* _Given records_:
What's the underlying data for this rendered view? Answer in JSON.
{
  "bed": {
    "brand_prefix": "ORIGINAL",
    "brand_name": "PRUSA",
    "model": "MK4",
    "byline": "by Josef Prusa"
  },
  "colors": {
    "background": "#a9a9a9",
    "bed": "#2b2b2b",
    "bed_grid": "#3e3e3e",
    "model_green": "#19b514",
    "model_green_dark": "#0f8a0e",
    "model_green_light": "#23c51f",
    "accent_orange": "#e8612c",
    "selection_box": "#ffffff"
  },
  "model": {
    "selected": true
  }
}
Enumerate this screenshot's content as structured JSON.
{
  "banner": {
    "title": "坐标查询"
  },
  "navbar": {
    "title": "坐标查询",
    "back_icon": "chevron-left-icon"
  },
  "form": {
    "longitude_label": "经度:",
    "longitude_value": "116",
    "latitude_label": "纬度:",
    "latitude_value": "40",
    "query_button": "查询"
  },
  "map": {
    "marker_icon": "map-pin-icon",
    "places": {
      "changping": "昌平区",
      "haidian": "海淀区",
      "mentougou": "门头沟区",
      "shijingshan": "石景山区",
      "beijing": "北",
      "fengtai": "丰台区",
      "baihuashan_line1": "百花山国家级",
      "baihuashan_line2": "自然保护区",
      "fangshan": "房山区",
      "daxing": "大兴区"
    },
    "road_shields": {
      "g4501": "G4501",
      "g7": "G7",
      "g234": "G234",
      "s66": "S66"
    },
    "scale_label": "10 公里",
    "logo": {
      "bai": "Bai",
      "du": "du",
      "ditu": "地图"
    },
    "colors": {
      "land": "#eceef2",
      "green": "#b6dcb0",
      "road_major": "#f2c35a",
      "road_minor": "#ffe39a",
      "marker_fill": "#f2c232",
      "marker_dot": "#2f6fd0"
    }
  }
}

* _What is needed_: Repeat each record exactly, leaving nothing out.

* _Solution for this exercise_:
What's the underlying data for this rendered view? Answer in JSON.
{
  "bed": {
    "brand_prefix": "ORIGINAL",
    "brand_name": "PRUSA",
    "model": "MK4",
    "byline": "by Josef Prusa"
  },
  "colors": {
    "background": "#a9a9a9",
    "bed": "#2b2b2b",
    "bed_grid": "#3e3e3e",
    "model_green": "#19b514",
    "model_green_dark": "#0f8a0e",
    "model_green_light": "#23c51f",
    "accent_orange": "#e8612c",
    "selection_box": "#ffffff"
  },
  "model": {
    "selected": true
  }
}
Enumerate this screenshot's content as structured JSON.
{
  "banner": {
    "title": "坐标查询"
  },
  "navbar": {
    "title": "坐标查询",
    "back_icon": "chevron-left-icon"
  },
  "form": {
    "longitude_label": "经度:",
    "longitude_value": "116",
    "latitude_label": "纬度:",
    "latitude_value": "40",
    "query_button": "查询"
  },
  "map": {
    "marker_icon": "map-pin-icon",
    "places": {
      "changping": "昌平区",
      "haidian": "海淀区",
      "mentougou": "门头沟区",
      "shijingshan": "石景山区",
      "beijing": "北",
      "fengtai": "丰台区",
      "baihuashan_line1": "百花山国家级",
      "baihuashan_line2": "自然保护区",
      "fangshan": "房山区",
      "daxing": "大兴区"
    },
    "road_shields": {
      "g4501": "G4501",
      "g7": "G7",
      "g234": "G234",
      "s66": "S66"
    },
    "scale_label": "10 公里",
    "logo": {
      "bai": "Bai",
      "du": "du",
      "ditu": "地图"
    },
    "colors": {
      "land": "#eceef2",
      "green": "#b6dcb0",
      "road_major": "#f2c35a",
      "road_minor": "#ffe39a",
      "marker_fill": "#f2c232",
      "marker_dot": "#2f6fd0"
    }
  }
}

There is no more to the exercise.